#### Your instructions:
Identify every line in the records below that contains the word "messages", and reproduce each one.

#### Data about app and page elements:
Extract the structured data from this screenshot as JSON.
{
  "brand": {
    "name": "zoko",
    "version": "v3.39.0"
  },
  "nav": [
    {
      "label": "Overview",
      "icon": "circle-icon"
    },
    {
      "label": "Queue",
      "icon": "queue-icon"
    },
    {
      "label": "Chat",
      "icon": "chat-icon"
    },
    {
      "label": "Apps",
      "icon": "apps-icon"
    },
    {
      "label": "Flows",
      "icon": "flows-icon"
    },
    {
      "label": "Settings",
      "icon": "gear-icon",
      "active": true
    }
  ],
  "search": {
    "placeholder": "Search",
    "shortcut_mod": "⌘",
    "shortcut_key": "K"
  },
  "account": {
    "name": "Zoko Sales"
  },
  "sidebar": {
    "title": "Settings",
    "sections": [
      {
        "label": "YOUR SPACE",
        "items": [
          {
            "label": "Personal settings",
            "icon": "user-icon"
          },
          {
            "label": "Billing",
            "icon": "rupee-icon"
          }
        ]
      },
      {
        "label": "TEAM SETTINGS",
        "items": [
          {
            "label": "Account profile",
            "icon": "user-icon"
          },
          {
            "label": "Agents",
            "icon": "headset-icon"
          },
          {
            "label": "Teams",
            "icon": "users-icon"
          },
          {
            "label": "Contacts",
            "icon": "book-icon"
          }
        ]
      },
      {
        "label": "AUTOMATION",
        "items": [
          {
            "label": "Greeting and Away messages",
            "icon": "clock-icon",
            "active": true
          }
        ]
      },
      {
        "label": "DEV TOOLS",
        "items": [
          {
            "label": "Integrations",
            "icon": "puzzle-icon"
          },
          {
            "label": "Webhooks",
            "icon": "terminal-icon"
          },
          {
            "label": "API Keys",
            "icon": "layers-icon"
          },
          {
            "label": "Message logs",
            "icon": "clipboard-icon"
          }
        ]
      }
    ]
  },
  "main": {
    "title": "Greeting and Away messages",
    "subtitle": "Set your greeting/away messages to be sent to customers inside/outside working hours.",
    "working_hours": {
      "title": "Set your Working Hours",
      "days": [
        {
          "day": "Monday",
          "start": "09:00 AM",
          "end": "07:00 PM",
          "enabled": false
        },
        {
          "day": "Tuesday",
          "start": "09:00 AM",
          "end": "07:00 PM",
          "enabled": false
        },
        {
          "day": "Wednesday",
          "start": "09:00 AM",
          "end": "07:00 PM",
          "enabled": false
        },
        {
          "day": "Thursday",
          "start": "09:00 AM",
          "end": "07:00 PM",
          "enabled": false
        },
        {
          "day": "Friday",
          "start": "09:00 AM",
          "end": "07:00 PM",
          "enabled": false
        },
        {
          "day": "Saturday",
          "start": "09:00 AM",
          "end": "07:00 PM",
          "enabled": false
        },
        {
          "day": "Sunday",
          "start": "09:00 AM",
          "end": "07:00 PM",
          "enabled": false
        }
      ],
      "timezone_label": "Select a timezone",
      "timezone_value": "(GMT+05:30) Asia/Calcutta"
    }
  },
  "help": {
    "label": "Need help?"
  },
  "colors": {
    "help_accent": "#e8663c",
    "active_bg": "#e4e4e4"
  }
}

#### Written response:
            "label": "Greeting and Away messages",
    "title": "Greeting and Away messages",
    "subtitle": "Set your greeting/away messages to be sent to customers inside/outside working hours.",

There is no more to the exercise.